Connected lien

A connex lien is a form of lien in which the pledged object has a close economic connection with a claim. This means that the lien only arises or is effective if a specific claim exists.
The connex lien is usually created by an agreement between the creditor (the pledgee) and the debtor (the pledgor). This agreement stipulates that the pledged object serves as security for the fulfillment of a certain claim of the pledgee.
A typical example of a connex lien is a lien on a vehicle used by a bank as collateral for a car loan. In this case, the lien arises only if the debtor fails to pay the loan installments on time. The bank can then realize the vehicle as a pledged object in order to satisfy itself from the proceeds.
The connex lien provides the pledgee with additional security, as he can use the pledged object for repayment in the event of non-fulfillment of the claim. However, it is important to note that the lien only exists as long as the underlying claim exists. When the claim is settled, the lien also expires.

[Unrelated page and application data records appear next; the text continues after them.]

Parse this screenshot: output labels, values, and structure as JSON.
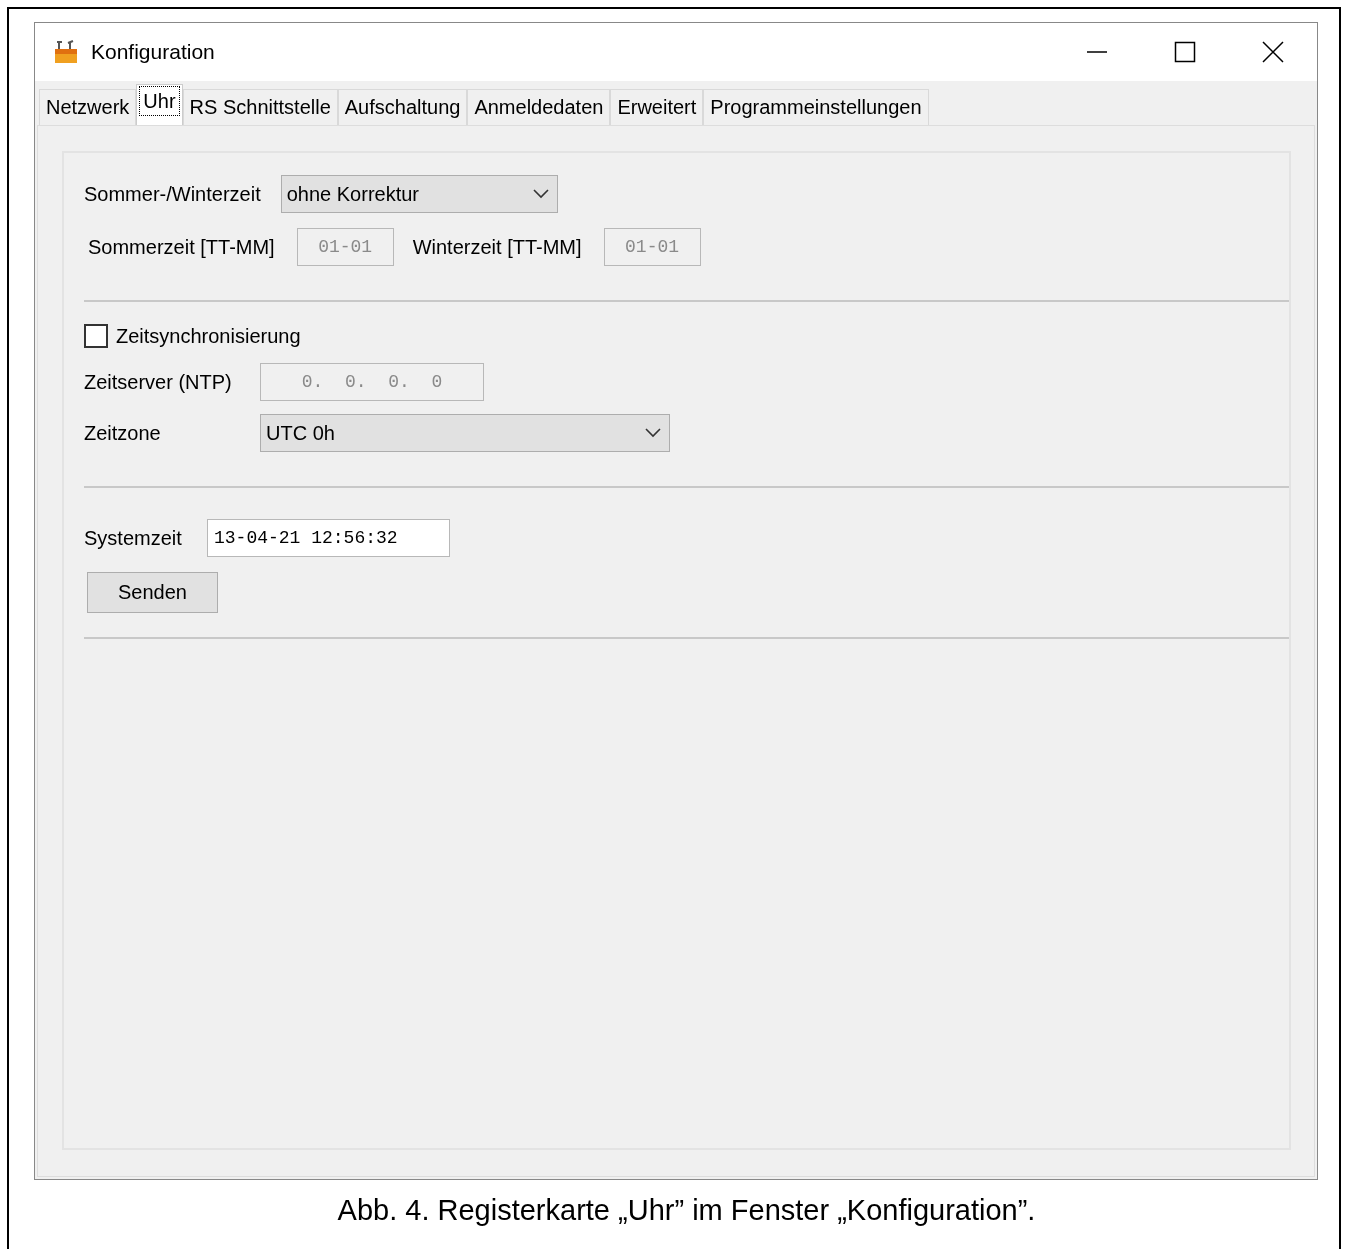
{
  "window": {
    "title": "Konfiguration"
  },
  "tabs": [
    {
      "label": "Netzwerk",
      "selected": false
    },
    {
      "label": "Uhr",
      "selected": true
    },
    {
      "label": "RS Schnittstelle",
      "selected": false
    },
    {
      "label": "Aufschaltung",
      "selected": false
    },
    {
      "label": "Anmeldedaten",
      "selected": false
    },
    {
      "label": "Erweitert",
      "selected": false
    },
    {
      "label": "Programmeinstellungen",
      "selected": false
    }
  ],
  "dst": {
    "label": "Sommer-/Winterzeit",
    "value": "ohne Korrektur"
  },
  "dst_dates": [
    {
      "label": "Sommerzeit [TT-MM]",
      "value": "01-01",
      "disabled": true
    },
    {
      "label": "Winterzeit [TT-MM]",
      "value": "01-01",
      "disabled": true
    }
  ],
  "time_sync": {
    "label": "Zeitsynchronisierung",
    "checked": false
  },
  "ntp_server": {
    "label": "Zeitserver (NTP)",
    "value": "0.  0.  0.  0",
    "disabled": true
  },
  "timezone": {
    "label": "Zeitzone",
    "value": "UTC 0h"
  },
  "system_time": {
    "label": "Systemzeit",
    "value": "13-04-21 12:56:32",
    "disabled": false
  },
  "send_button": "Senden",
  "caption": "Abb. 4. Registerkarte „Uhr” im Fenster „Konfiguration”."
}
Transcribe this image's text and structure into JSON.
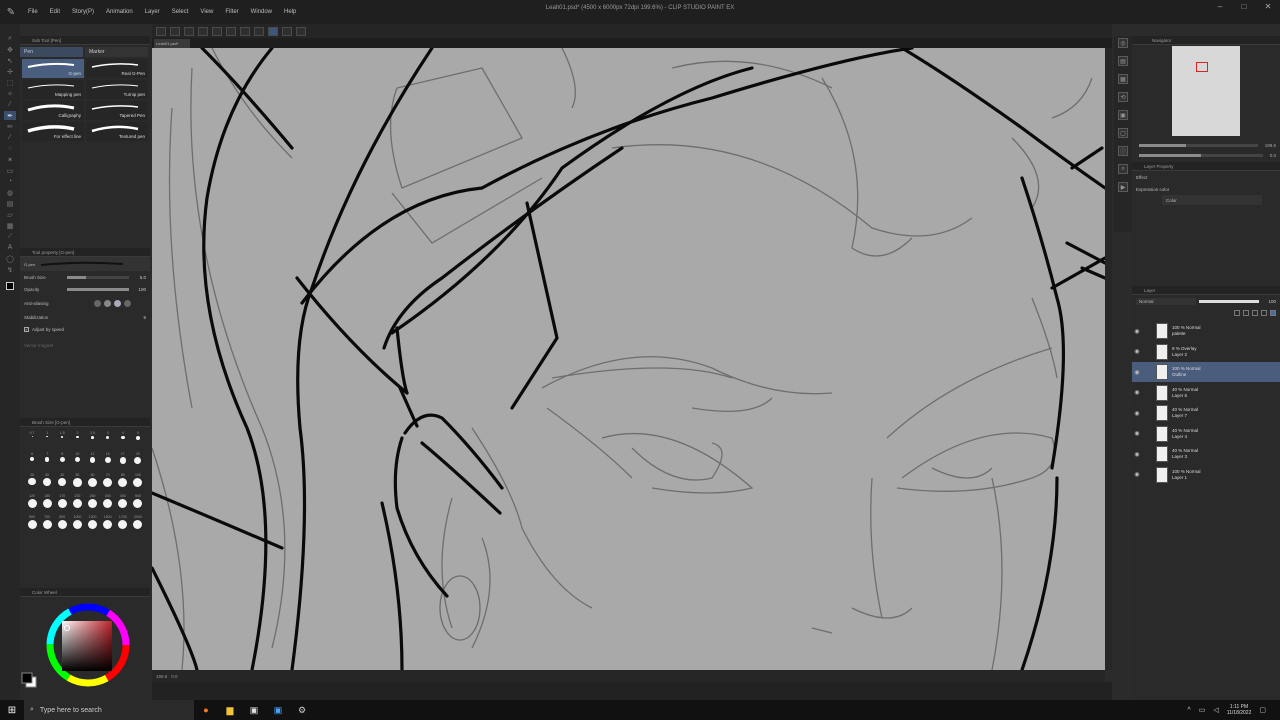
{
  "menubar": {
    "items": [
      "File",
      "Edit",
      "Story(P)",
      "Animation",
      "Layer",
      "Select",
      "View",
      "Filter",
      "Window",
      "Help"
    ],
    "title": "Leah01.psd* (4500 x 6000px 72dpi 199.6%) - CLIP STUDIO PAINT EX"
  },
  "document_tab": {
    "label": "Leah01.psd*"
  },
  "sub_tool": {
    "panel_title": "Sub Tool [Pen]",
    "tabs": [
      "Pen",
      "Marker"
    ],
    "brushes": [
      "G-pen",
      "Real G-Pen",
      "Mapping pen",
      "Turnip pen",
      "Calligraphy",
      "Tapered Pen",
      "For effect line",
      "Textured pen"
    ]
  },
  "tool_property": {
    "panel_title": "Tool property [G-pen]",
    "preset_label": "G-pen",
    "brush_size_label": "Brush Size",
    "brush_size_value": "5.0",
    "opacity_label": "Opacity",
    "opacity_value": "100",
    "anti_aliasing_label": "Anti-aliasing",
    "stabilization_label": "Stabilization",
    "stabilization_value": "5",
    "adjust_by_speed_label": "Adjust by speed",
    "vector_magnet_label": "Vector magnet"
  },
  "brush_size_panel": {
    "panel_title": "Brush Size [G-pen]",
    "sizes": [
      "0.7",
      "1",
      "1.5",
      "2",
      "2.5",
      "3",
      "4",
      "5",
      "6",
      "7",
      "8",
      "10",
      "12",
      "15",
      "17",
      "20",
      "25",
      "30",
      "40",
      "50",
      "60",
      "70",
      "80",
      "100",
      "120",
      "150",
      "170",
      "200",
      "250",
      "300",
      "400",
      "500",
      "600",
      "700",
      "800",
      "1000",
      "1200",
      "1500",
      "1700",
      "2000"
    ]
  },
  "color_wheel": {
    "panel_title": "Color Wheel",
    "main_color": "#000000",
    "sub_color": "#ffffff",
    "square_hue": "#c0222a"
  },
  "navigator": {
    "panel_title": "Navigator",
    "zoom": "199.6",
    "angle": "0.0"
  },
  "layer_property": {
    "panel_title": "Layer Property",
    "effect_label": "Effect",
    "expression_color_label": "Expression color",
    "expression_color_value": "Color"
  },
  "layer_panel": {
    "panel_title": "Layer",
    "blend_mode": "Normal",
    "opacity": "100",
    "layers": [
      {
        "mode": "100 % Normal",
        "name": "palette",
        "selected": false
      },
      {
        "mode": "9 % Overlay",
        "name": "Layer 2",
        "selected": false
      },
      {
        "mode": "100 % Normal",
        "name": "Outline",
        "selected": true
      },
      {
        "mode": "40 % Normal",
        "name": "Layer 6",
        "selected": false
      },
      {
        "mode": "40 % Normal",
        "name": "Layer 7",
        "selected": false
      },
      {
        "mode": "40 % Normal",
        "name": "Layer 4",
        "selected": false
      },
      {
        "mode": "40 % Normal",
        "name": "Layer 3",
        "selected": false
      },
      {
        "mode": "100 % Normal",
        "name": "Layer 1",
        "selected": false
      }
    ]
  },
  "canvas_status": {
    "zoom": "199.6",
    "angle": "0.0"
  },
  "taskbar": {
    "search_placeholder": "Type here to search",
    "time": "1:11 PM",
    "date": "11/18/2022"
  },
  "colors": {
    "accent": "#4b5d7d",
    "canvas_bg": "#a9a9a9",
    "line": "#0a0a0a",
    "sketch": "#6e6e6e"
  }
}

The connex lien is regulated in most jurisdictions and is subject to certain requirements and formalities in order to be effective. It is advisable to consult an attorney or other professional for specific questions regarding the contingent lien law, as the exact provisions may vary by jurisdiction.